- More work for you
- Might have to do it in the cold
- Have to rent a machine
One of the best reasons to make your own mulch is that you can use small branches and things such as perennial stems to create the mulch. As you are cleaning up your garden and pruning dead tree branches, you typically collect a lot of mulch-like material.
If you do not like renting equipment but rather own it yourself, electric wood chippers are not all that expensive anymore. Especially If you’re not using it more than a few times per year, an electric wood chipper will do the trick for you. Have a look at our buying guide and reviews.
Preparing Garden Beds for Mulch
Timing is also a concern when it comes to laying mulch. You don’t want to lay it down too late, but you also don’t want to lay it down too early. Some will say to wait until the first big “freeze” of the ground before laying mulch, but you can typically do it before that. What’s important is that your mulch is properly prepared, which means doing all of the following:
- Harvesting what needs to be harvested
- Transplanting any herbs or delicate flowers
- Removing debris from garden beds
- Cutting back perennials if necessary
- Removing weeds and leaves
- Pruning dead or diseased plants
What Works as Mulch?

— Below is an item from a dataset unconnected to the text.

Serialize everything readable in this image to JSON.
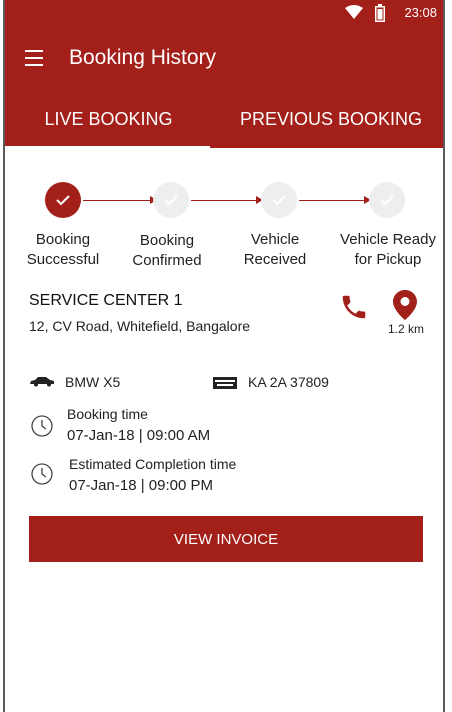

Organic, store-bought bags of mulch will work almost every time, but there are a handful of things that you can use as mulch that you probably already have around the house. If you are choosing to make your own mulch, you will be able to use all of these items. Shredded tree limbs that have either fallen or been cut, shredded leaves, weed-free straw, shredded bark, and other organic material can all work as mulch, and while it may take more work, it could also save you some money.